This tallies with my own observations. COVID is still a threat, but not as dire a threat as it was a few months ago. So over the weekend, I decided to go to a group singing event that would require proof of vaccination for entry.
There were perhaps forty people at this Sacred Harp singing. I found it a little bit scary to be with so many people. (Though I was far more scared walking through airports when we flew to visit Carol’s father back in March — there were many more people in the airports, and anyone who was eating or drinking had their masks off.)
While I did find it to be a little bit scary, I also found it to be exhilarating. I’ve been too isolated during the pandemic. And I’ve done almost no in-person singing — no singing in choirs, no folk music jam sessions, no singing with a quartet, very little Sacred Harp singing. I’m not a particularly good singer, but before the pandemic, singing was my primary social outlet. Saturday’s singing event was definitely good for my mental health.
In this phase of the pandemic — this “more controlled phase,” to use Fauci’s words — we’re going to be balancing the threats from COVID against the threat that isolation poses to our mental health. It’s going to be a difficult balance to strike.

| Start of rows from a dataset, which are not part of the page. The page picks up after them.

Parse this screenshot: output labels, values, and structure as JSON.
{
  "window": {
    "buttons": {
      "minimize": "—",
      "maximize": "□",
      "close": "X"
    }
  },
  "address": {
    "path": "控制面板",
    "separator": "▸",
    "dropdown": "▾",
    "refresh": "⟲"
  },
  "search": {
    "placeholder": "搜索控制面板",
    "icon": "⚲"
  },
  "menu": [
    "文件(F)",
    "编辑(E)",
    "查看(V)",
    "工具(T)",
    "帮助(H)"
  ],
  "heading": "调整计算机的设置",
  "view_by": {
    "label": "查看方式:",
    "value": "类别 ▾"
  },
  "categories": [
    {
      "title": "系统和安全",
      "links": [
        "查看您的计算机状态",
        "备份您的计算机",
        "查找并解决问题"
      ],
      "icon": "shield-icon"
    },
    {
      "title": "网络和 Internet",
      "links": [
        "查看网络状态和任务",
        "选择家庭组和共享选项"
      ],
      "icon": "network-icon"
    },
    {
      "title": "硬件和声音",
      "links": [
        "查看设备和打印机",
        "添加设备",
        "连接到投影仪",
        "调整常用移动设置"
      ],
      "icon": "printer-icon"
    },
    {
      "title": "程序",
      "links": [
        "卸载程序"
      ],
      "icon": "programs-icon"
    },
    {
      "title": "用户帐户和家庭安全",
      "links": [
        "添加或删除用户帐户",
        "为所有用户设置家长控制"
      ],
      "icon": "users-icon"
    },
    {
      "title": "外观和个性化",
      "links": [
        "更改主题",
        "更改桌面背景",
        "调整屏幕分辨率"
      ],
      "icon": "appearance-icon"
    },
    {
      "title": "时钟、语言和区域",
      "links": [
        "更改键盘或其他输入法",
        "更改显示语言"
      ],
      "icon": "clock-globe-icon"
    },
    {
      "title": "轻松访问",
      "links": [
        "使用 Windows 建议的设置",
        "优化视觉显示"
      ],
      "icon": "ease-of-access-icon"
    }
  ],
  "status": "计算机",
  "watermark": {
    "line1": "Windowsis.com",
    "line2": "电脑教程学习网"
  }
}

I’ll put a photo of the singing below the fold. But if you get triggered by seeing a bunch of people singing indoors at this point in the pandemic, don’t click through.